At the same time, of course, Akram Afif is a remarkable talent. It took him some time to properly settle into the tournament, but it’s very clear he just thinks the game on a different level to most. He assesses what’s going on around him so quickly that he’s able to make those little, alert passes that generate goals, while often not generating any praise or even warranting a mention. Most of his assists just sort of… happened.
That’s an important development. At first, Akram Afif seemed like that kind of a flashy, mercurial talent who might crack under pressure, or end up doing fancy stuff just for the sake of it. Yet now, while he won’t ever be too consistent with his execution, he does appear to be an effective difference-maker. And his connection with Almoez Ali these days? He had assisted on just one of his goals prior to this Asian Cup, but during it, he helped to set up 5 of his 9 strikes, and I don’t even count his work before the Lebanon goal (essentially a second assist) or the ridiculously disallowed corner kick vs Saudi Arabia.
“They are saying WHAT?!” he exclaimed in disbelief and proceeded to do some keepy uppies before putting an overhead kick past a visibly stunned Gonda.

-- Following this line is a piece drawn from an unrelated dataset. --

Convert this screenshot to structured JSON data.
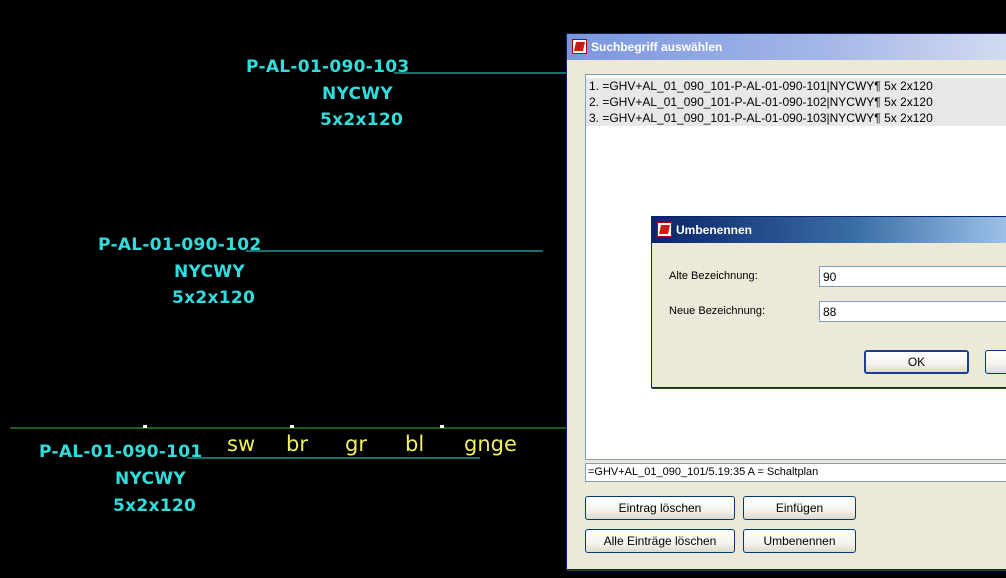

In hindsight, it feels quite surreal that Almoez Ali had been stuck with the “flat-track bully” caveat all the way to the final, but it made some sense. Even as he was about to break the old record of Ali Daei, he did go missing against Iraq and South Korea in the first two knockout rounds; two sole games where Qatar genuinely struggled to produce much offensively.
As my colleague Martin Lowe suggested, Almoez Ali’s exploits are much dependent on his confidence, and I would personally broaden that by putting it down to “circumstances”. He’s very obviously at his best when exploiting free space, be it in between the lines or in behind the last defender whose back he ever so often runs off of. At the same time, though, while he usually roamed deeper at the U-23 Asian Cup last year, linking up with Afif, he didn’t seem too comfortable doing the same thing among seniors here.

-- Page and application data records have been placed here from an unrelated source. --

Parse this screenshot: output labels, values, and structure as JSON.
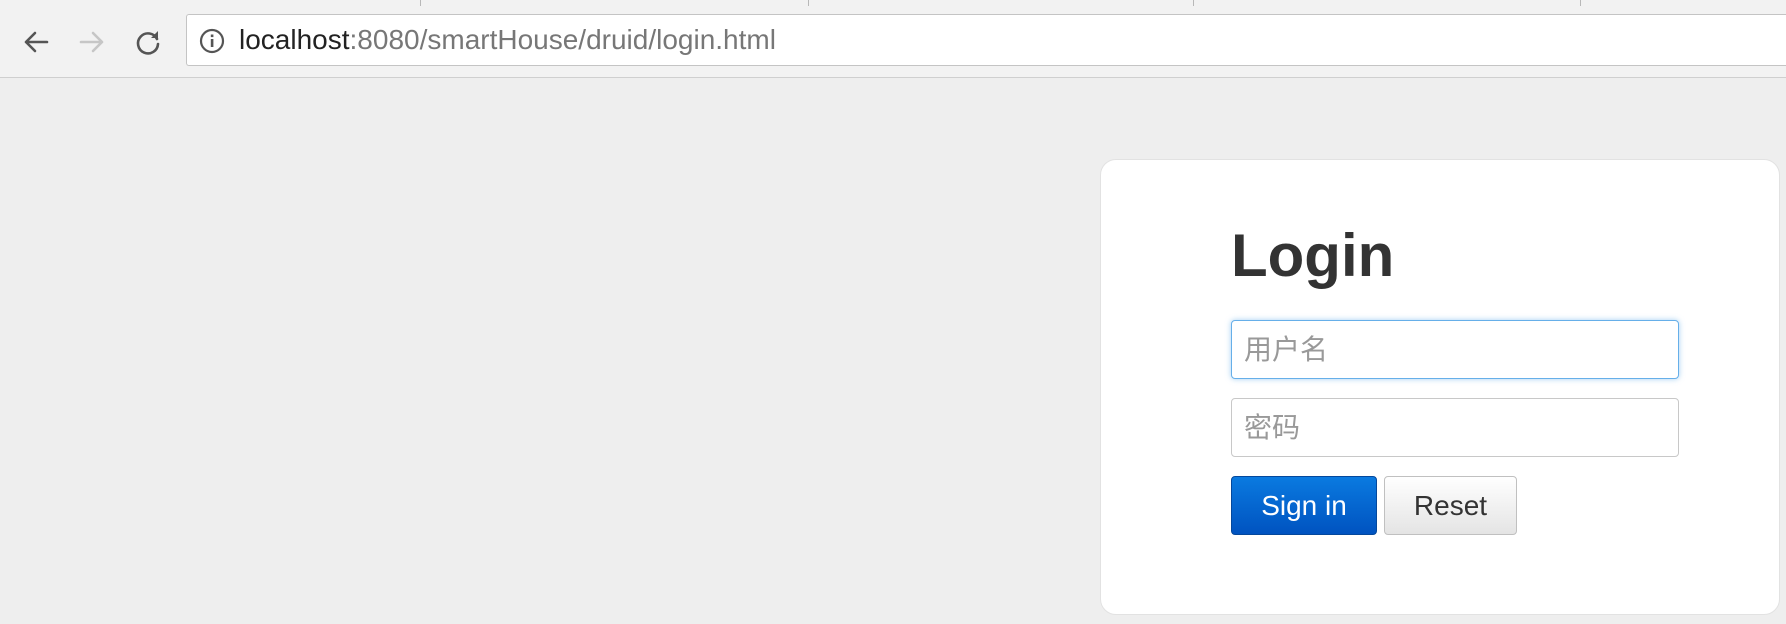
{
  "browser": {
    "url_host": "localhost",
    "url_path": ":8080/smartHouse/druid/login.html",
    "icons": {
      "back": "back-arrow-icon",
      "forward": "forward-arrow-icon",
      "reload": "reload-icon",
      "info": "info-icon"
    }
  },
  "login": {
    "title": "Login",
    "username_placeholder": "用户名",
    "password_placeholder": "密码",
    "signin_label": "Sign in",
    "reset_label": "Reset"
  },
  "colors": {
    "page_background": "#eeeeee",
    "primary_button": "#0062cc",
    "focus_border": "#66afe9"
  }
}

Ultimately, he had a stunning tournament and can’t be disputed as the best striker. After all, it’s not like Azmoun and Mabkhout didn’t have shockers against Oman and Qatar respectively. And there was so much to enjoy on Almoez Ali’s game anyway. For example, I loved his timing of pulling a hand break on a breakaway and either fool the defender to set up an easier finish (or a penalty, like against Saudi Arabia), or search for an arriving teammate.

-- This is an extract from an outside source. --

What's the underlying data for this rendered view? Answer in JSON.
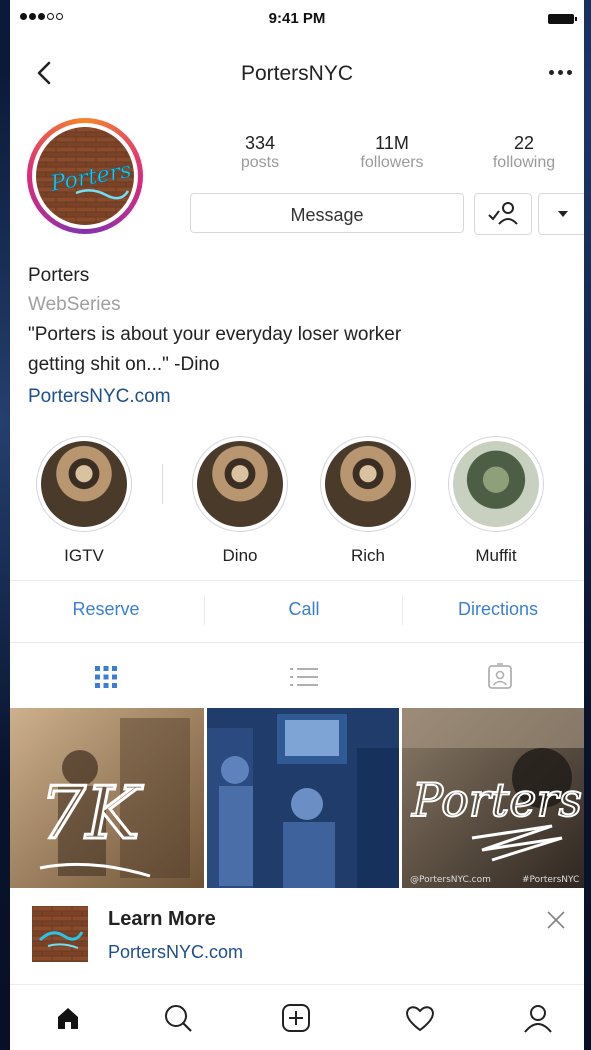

In the end, you cannot appreciate his progress enough. While Ahmed Alaa was the flavour of the week following the 2016 U-23 Asian Cup and was only used as a bit part here, Almoez Ali followed up on his own great U-23 campaign (both of them scored 6 in 6) with this phenomenal effort. And so just as he promised back in 2013 at the time of his Aspire Academy graduation via a now deleted tweet, he is indeed famous now. And most likely forever, too.
It’s almost as if Hassan Al-Haydos is capable of performing only when others are not. In 2015, however miserable campaign it was for Qatar on the whole, Al-Haydos announced himself to the continent via 15 created chances and constant purposeful running. At Al-Sadd that very year, too, he would on many occasions step up to the plate when others were unable to and either win the game on his own or spur his teammates on by an individual moment of magic. Here, in the UAE, he was a mere sparing partner to Akram Afif and Almoez Ali, while appearing weirdly hesitant. He became entangled with the ball under his feet on multiple occasions and didn’t seem up to speed with the many counter-attacking opportunities. While he was a tad more effective when shifted to the left wing, the captain still clearly wasn’t himself.